▶ [TASK STATEMENT]
Within the records below, how many lines contain "bother"? The answer is that number alone.

▶ [DATA TO EXAMINE]
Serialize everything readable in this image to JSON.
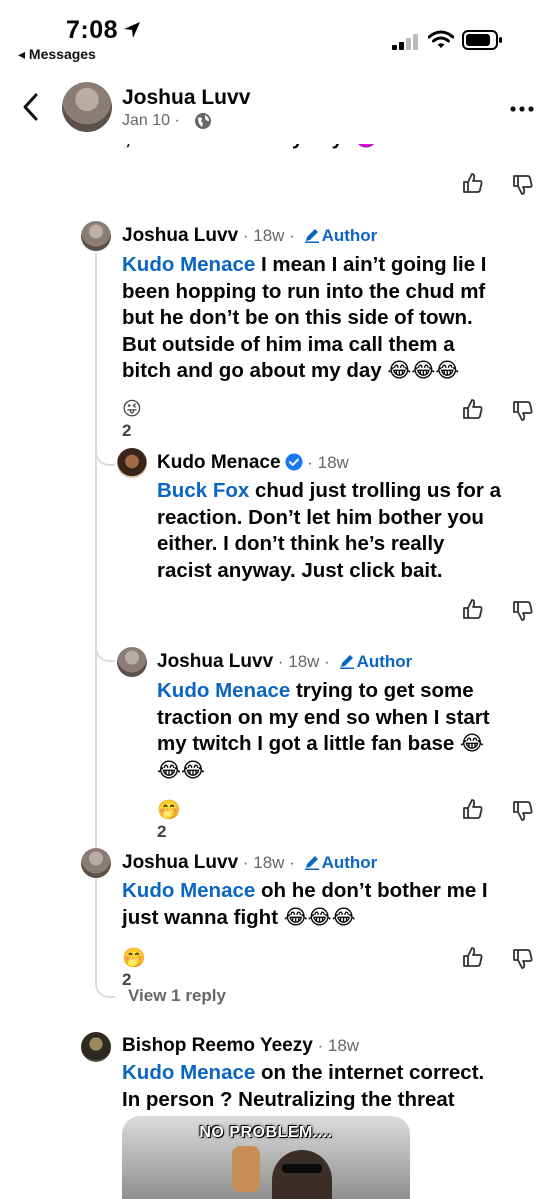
{
  "status": {
    "time": "7:08",
    "back_label": "◂ Messages"
  },
  "header": {
    "name": "Joshua Luvv",
    "date": "Jan 10 ·"
  },
  "cut_text": "me it, cuz I use em anyway. 👿",
  "comments": [
    {
      "name": "Joshua Luvv",
      "dot": " · ",
      "ago": "18w",
      "dot2": " · ",
      "author": "Author",
      "mention": "Kudo Menace",
      "lines": [
        " I mean I ain’t going lie I",
        "been hopping to run into the chud mf",
        "but he don’t be on this side of town.",
        "But outside of him ima call them a",
        "bitch and go about my day 😂😂😂"
      ],
      "reaction_emoji": "😜",
      "reaction_count": "2"
    },
    {
      "name": "Kudo Menace",
      "dot": " · ",
      "ago": "18w",
      "mention": "Buck Fox",
      "lines": [
        " chud just trolling us for a",
        "reaction. Don’t let him bother you",
        "either. I don’t think he’s really",
        "racist anyway. Just click bait."
      ]
    },
    {
      "name": "Joshua Luvv",
      "dot": " · ",
      "ago": "18w",
      "dot2": " · ",
      "author": "Author",
      "mention": "Kudo Menace",
      "lines": [
        " trying to get some",
        "traction on my end so when I start",
        "my twitch I got a little fan base 😂",
        "😂😂"
      ],
      "reaction_emoji": "🤭",
      "reaction_count": "2"
    },
    {
      "name": "Joshua Luvv",
      "dot": " · ",
      "ago": "18w",
      "dot2": " · ",
      "author": "Author",
      "mention": "Kudo Menace",
      "lines": [
        " oh he don’t bother me I",
        "just wanna fight 😂😂😂"
      ],
      "reaction_emoji": "🤭",
      "reaction_count": "2"
    },
    {
      "name": "Bishop Reemo Yeezy",
      "dot": " · ",
      "ago": "18w",
      "mention": "Kudo Menace",
      "lines": [
        " on the internet correct.",
        "In person ? Neutralizing the threat"
      ]
    }
  ],
  "view_reply": "View 1 reply",
  "gif_caption": "NO PROBLEM...."
}
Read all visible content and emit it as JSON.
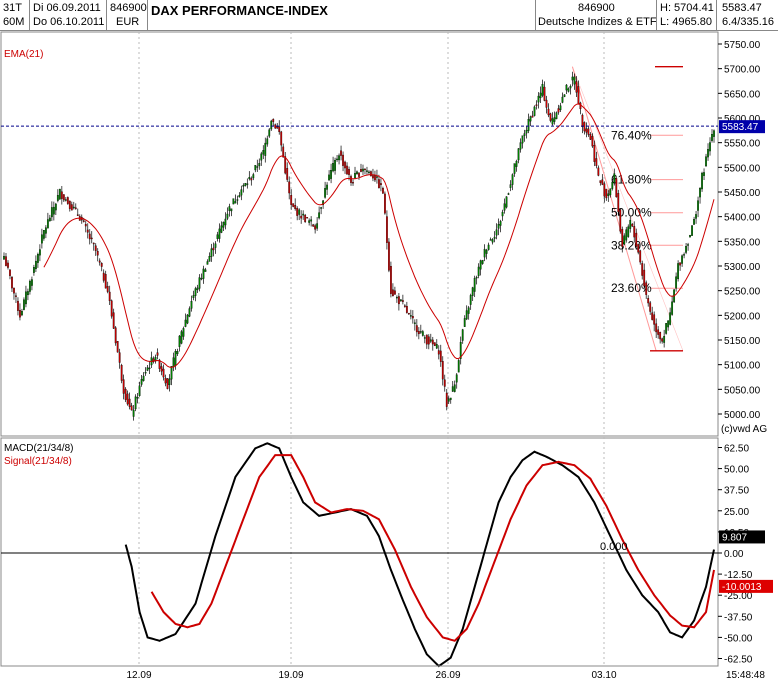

▶ [RESULT OF THE TASK]
2